→ Brief: Each line below should be quoted exactly, please.

(The input begins)

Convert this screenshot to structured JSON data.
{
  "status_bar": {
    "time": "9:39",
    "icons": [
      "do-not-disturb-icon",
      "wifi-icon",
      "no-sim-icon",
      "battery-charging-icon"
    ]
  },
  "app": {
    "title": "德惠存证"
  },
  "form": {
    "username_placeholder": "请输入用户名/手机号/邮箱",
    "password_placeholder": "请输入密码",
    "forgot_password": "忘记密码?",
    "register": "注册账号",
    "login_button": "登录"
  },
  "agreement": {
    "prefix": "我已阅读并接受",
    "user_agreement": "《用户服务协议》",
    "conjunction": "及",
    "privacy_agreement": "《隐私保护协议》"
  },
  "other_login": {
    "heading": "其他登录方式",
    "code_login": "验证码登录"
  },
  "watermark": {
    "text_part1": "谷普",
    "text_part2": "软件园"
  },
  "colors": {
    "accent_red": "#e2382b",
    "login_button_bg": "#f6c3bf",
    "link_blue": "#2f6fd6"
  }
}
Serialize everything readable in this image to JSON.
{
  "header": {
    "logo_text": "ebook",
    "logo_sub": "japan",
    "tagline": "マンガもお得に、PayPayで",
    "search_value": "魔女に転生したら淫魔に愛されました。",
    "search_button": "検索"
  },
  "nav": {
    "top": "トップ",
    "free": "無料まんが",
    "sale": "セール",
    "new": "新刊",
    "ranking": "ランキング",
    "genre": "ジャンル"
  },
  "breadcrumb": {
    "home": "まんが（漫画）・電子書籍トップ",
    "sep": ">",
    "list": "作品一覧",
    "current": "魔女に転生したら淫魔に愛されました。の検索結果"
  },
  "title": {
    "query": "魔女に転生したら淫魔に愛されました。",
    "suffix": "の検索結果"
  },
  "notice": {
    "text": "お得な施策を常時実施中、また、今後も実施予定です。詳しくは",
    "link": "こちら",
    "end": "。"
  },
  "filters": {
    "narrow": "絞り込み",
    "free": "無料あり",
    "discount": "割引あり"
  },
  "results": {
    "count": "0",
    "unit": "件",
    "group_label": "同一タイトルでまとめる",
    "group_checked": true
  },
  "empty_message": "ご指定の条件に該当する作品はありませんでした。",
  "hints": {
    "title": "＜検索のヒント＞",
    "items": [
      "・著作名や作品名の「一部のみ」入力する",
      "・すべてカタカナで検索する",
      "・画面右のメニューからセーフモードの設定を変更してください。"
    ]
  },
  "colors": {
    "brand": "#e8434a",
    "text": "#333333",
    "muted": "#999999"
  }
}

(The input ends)

→ Expected answer:
Convert this screenshot to structured JSON data.
{
  "status_bar": {
    "time": "9:39",
    "icons": [
      "do-not-disturb-icon",
      "wifi-icon",
      "no-sim-icon",
      "battery-charging-icon"
    ]
  },
  "app": {
    "title": "德惠存证"
  },
  "form": {
    "username_placeholder": "请输入用户名/手机号/邮箱",
    "password_placeholder": "请输入密码",
    "forgot_password": "忘记密码?",
    "register": "注册账号",
    "login_button": "登录"
  },
  "agreement": {
    "prefix": "我已阅读并接受",
    "user_agreement": "《用户服务协议》",
    "conjunction": "及",
    "privacy_agreement": "《隐私保护协议》"
  },
  "other_login": {
    "heading": "其他登录方式",
    "code_login": "验证码登录"
  },
  "watermark": {
    "text_part1": "谷普",
    "text_part2": "软件园"
  },
  "colors": {
    "accent_red": "#e2382b",
    "login_button_bg": "#f6c3bf",
    "link_blue": "#2f6fd6"
  }
}
Serialize everything readable in this image to JSON.
{
  "header": {
    "logo_text": "ebook",
    "logo_sub": "japan",
    "tagline": "マンガもお得に、PayPayで",
    "search_value": "魔女に転生したら淫魔に愛されました。",
    "search_button": "検索"
  },
  "nav": {
    "top": "トップ",
    "free": "無料まんが",
    "sale": "セール",
    "new": "新刊",
    "ranking": "ランキング",
    "genre": "ジャンル"
  },
  "breadcrumb": {
    "home": "まんが（漫画）・電子書籍トップ",
    "sep": ">",
    "list": "作品一覧",
    "current": "魔女に転生したら淫魔に愛されました。の検索結果"
  },
  "title": {
    "query": "魔女に転生したら淫魔に愛されました。",
    "suffix": "の検索結果"
  },
  "notice": {
    "text": "お得な施策を常時実施中、また、今後も実施予定です。詳しくは",
    "link": "こちら",
    "end": "。"
  },
  "filters": {
    "narrow": "絞り込み",
    "free": "無料あり",
    "discount": "割引あり"
  },
  "results": {
    "count": "0",
    "unit": "件",
    "group_label": "同一タイトルでまとめる",
    "group_checked": true
  },
  "empty_message": "ご指定の条件に該当する作品はありませんでした。",
  "hints": {
    "title": "＜検索のヒント＞",
    "items": [
      "・著作名や作品名の「一部のみ」入力する",
      "・すべてカタカナで検索する",
      "・画面右のメニューからセーフモードの設定を変更してください。"
    ]
  },
  "colors": {
    "brand": "#e8434a",
    "text": "#333333",
    "muted": "#999999"
  }
}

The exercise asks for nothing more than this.